I’d like to tell you to vote for me in the latest law blog popularity contest. After all, it’s being run by the ABA Journal so it has to be prestigious, right?
But I can’t tell you that. Because I wasn’t nominated. Nor, for that matter, was any other law blog devoted to personal injury law.
Maybe personal injury blogs all stink? Maybe we don’t discuss enough law, or have enough visitors? Perhaps all the blogs are poorly written? I mean every last one. Perhaps the bloggers really aren’t worthy of mention? How else can an entire field of law be ignored?
So let’s take a short look:
- John Day (Day on Torts, who recently published a handbook on tort law)
- Evan Schaeffer (Legal Underground and Illinois Trial Practice, and a grand daddy of legal blogging who authored Blawg Review #1 )
- Prof. Bill Childs (TortsProf, dealing with a great deal of PI, as well as more)
- Profs. Byron Stier and Howard Erichson (Mass Tort Litigation Blog)
- Beck/Herrmann (Drug and Device Law including pharmaceutical and medical device product liability, and both of whom are also book authors)
- Bill Marler (Marler Blog, one of many on food poisoning that has, you know, been in the news a bit)
You would think that, with so much noise being made about the need for tort “reform” because personal injury suits are so problematic, there would be at least a few blogs devoted to that subject as part of the top 100.
But if you thought that, you would be wrong. It’s not a question of one blog being picked over another since this is, after all, just another vanity contest that small niche blogs don’t have a shot of winning. No, the significant thing is that the vaunted American Bar Association simply doesn’t think that this field of law is relevant. The decision to ignore a vast segment of the law speaks volumes about the organization.
[Addendum: The “ABA Mission” is at odds with their exclusionary choices:
The Mission of the American Bar Association is to be the national representative of the legal profession, serving the public and the profession by promoting justice, professional excellence and respect for the law.]
OK, short rant over. Cue Rodney…
Links to this post:
Why Big Firms Don’t Blog Well: Not Too Much Risk, But Too Little …
Chalk one up for the solos and small firms. For what it’s worth, we dominate the ranks of the Third Annual ABA Blawg 100. By contrast, only two large firm blogs made the cut, Mark Herrmann observes at Drug and Device Law, …posted by [email protected] (Carolyn Elefant) @ December 03, 2009 10:11 PM
law bloggers respond to aba blawg 100 post

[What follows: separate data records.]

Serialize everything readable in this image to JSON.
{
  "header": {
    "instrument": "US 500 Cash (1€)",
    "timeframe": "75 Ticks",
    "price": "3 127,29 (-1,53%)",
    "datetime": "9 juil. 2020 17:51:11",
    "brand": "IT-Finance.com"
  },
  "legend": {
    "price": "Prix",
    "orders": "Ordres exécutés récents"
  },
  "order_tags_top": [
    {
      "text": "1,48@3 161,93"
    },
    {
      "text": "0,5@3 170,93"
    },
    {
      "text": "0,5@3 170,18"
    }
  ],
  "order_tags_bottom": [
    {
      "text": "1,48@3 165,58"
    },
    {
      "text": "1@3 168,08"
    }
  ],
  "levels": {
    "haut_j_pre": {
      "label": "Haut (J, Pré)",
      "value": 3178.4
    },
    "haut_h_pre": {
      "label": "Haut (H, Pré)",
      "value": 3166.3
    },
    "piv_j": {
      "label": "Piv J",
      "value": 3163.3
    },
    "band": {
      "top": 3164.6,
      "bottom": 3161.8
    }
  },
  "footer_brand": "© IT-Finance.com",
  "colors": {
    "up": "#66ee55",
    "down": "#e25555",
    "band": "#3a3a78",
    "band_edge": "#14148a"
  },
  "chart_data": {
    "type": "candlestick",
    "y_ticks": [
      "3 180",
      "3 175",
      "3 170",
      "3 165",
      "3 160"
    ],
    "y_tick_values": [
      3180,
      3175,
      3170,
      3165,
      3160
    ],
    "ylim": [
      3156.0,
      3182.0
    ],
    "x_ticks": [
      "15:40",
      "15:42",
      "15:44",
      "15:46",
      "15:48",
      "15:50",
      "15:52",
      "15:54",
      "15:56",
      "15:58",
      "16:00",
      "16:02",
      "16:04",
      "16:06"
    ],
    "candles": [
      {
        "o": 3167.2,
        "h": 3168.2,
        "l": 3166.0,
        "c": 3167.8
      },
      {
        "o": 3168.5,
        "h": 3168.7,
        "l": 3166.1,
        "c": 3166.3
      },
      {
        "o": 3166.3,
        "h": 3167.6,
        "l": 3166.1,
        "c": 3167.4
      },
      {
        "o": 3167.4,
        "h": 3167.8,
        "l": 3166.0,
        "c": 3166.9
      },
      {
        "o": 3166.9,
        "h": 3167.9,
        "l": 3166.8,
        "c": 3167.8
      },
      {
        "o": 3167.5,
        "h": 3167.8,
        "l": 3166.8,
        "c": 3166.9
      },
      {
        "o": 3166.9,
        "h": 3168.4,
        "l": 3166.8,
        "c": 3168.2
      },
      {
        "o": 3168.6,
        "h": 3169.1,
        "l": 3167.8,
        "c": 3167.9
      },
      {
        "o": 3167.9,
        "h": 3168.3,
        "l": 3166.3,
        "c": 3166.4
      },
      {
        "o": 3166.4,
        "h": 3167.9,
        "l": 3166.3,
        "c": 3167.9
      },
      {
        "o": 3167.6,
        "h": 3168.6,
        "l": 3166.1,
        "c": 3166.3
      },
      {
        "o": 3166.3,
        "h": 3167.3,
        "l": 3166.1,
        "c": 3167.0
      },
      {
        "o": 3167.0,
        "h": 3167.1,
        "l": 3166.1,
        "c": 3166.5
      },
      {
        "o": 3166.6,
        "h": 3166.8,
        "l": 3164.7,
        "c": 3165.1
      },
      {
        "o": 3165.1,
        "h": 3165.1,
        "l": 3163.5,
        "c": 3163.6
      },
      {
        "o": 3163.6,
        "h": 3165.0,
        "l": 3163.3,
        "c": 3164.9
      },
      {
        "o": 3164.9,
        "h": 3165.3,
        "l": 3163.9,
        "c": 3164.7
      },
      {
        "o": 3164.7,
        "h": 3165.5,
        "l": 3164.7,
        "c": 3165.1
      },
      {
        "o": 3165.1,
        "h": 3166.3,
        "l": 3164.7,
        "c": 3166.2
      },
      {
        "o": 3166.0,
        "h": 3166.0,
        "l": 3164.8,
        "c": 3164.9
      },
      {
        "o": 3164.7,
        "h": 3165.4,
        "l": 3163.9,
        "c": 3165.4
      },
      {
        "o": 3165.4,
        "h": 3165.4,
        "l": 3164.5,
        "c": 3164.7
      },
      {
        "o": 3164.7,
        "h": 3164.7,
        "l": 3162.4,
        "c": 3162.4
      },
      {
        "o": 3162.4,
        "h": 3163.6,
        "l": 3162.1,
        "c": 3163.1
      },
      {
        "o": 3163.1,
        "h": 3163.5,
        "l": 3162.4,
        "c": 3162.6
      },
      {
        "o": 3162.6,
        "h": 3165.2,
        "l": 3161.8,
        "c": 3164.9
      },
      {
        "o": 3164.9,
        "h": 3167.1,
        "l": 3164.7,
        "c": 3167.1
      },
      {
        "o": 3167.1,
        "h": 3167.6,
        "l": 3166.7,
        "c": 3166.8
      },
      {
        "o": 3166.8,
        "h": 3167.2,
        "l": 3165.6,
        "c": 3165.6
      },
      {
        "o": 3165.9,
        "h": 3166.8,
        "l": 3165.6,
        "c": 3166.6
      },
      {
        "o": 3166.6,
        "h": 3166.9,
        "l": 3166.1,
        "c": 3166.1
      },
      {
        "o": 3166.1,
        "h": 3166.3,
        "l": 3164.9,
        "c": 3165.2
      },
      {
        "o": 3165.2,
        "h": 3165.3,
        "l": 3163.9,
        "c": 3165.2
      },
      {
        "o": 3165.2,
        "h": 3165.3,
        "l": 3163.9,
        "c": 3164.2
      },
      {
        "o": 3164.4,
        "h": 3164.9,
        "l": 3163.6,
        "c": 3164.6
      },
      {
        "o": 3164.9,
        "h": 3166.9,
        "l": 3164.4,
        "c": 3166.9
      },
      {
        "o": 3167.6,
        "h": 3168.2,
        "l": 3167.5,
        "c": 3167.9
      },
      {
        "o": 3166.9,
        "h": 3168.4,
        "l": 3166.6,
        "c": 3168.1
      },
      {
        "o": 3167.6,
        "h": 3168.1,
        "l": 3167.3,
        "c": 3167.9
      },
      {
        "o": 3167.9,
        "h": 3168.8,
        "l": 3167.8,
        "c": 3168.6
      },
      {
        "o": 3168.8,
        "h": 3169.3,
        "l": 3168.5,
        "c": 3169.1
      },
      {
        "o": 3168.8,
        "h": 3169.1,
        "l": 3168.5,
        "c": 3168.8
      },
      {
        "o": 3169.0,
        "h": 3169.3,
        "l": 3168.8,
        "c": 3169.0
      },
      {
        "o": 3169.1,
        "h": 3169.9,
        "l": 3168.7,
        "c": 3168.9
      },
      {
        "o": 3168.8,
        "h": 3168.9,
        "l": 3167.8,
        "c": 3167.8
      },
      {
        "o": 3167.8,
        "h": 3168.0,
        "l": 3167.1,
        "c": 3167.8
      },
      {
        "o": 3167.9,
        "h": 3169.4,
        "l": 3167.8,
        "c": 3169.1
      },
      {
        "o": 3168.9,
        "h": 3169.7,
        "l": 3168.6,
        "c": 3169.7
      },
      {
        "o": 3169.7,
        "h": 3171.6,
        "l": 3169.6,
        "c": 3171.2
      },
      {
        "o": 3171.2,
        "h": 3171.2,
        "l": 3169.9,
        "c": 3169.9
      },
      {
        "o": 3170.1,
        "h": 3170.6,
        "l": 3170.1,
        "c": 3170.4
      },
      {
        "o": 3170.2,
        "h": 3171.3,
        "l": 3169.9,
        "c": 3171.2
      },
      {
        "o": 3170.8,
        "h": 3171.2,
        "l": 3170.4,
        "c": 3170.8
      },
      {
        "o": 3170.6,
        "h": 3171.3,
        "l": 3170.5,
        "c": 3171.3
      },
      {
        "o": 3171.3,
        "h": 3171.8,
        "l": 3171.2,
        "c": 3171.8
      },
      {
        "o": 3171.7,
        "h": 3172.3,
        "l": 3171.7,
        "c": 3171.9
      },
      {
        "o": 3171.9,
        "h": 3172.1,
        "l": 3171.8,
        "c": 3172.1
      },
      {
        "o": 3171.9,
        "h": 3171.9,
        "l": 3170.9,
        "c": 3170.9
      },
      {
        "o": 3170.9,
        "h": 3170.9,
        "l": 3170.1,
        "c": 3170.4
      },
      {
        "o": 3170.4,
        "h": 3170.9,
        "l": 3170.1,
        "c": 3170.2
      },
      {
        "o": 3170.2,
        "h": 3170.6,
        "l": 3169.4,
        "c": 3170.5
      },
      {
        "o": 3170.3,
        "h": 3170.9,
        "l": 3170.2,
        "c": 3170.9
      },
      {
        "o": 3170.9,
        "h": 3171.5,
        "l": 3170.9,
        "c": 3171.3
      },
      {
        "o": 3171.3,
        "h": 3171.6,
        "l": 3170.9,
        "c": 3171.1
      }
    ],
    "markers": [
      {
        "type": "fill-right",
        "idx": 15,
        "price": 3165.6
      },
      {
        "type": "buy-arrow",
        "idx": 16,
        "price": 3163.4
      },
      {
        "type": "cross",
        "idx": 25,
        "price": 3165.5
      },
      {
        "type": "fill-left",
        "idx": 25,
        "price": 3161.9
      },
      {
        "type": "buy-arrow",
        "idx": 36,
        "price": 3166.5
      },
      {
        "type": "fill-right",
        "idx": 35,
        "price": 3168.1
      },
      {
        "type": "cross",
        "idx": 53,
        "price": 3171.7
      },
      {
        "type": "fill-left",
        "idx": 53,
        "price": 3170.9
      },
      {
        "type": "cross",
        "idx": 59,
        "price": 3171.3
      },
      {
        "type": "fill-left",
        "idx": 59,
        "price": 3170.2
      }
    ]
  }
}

our post last month commenting on the aba journal’s blawg 100 has generated some serious discussion around the blogosphere. legal bloggers from across the spectrum have offered their two cents on the issue, each offering a very …posted by [email protected] (Rob La Gatta) @ December 17, 2007 1:30 PM
aba journal “blawg 100” controversy
the selection of sites, as well as the whole traffic-building beauty-contest genre that it may be seen as typifying, has stirred up a considerable volume of discussion: see giacalone, elefant, the unaccountably omitted turkewitz, …posted by Walter Olson @ December 04, 2007 12:38 PM
“best of” lists: the unbearable truth bared
in the wake of the controversy (see, eg., kevin o’keefe, eric turkewitz, and carolyn elefant) created by the recently-announced “the aba journal blawg 100” list of the “best web sites by lawyers, for lawyers” (featured in our prior …posted by David Giacalone @ November 30, 2007 2:03 PM
We Agree With A Plaintiff’s Lawyer!
We’re not quite as outraged as you are, Eric Turkewitz, but we agree with you. And, if we agree with a plaintiff’s lawyer, that’s news that’s fit to print. (The issue has to do with a list of top legal blogs. Click through here only if …posted by Beck/Herrmann @ November 29, 2007 10:21 AM
I just found out that this blog was left out of the ABA Journal’s Blaw 100. It has become clear to me that the ABA has been taken over by communists, hell bent on destroying our American way of life. As you all know, it never starts as …posted by . @ November 28, 2007 10:06 PM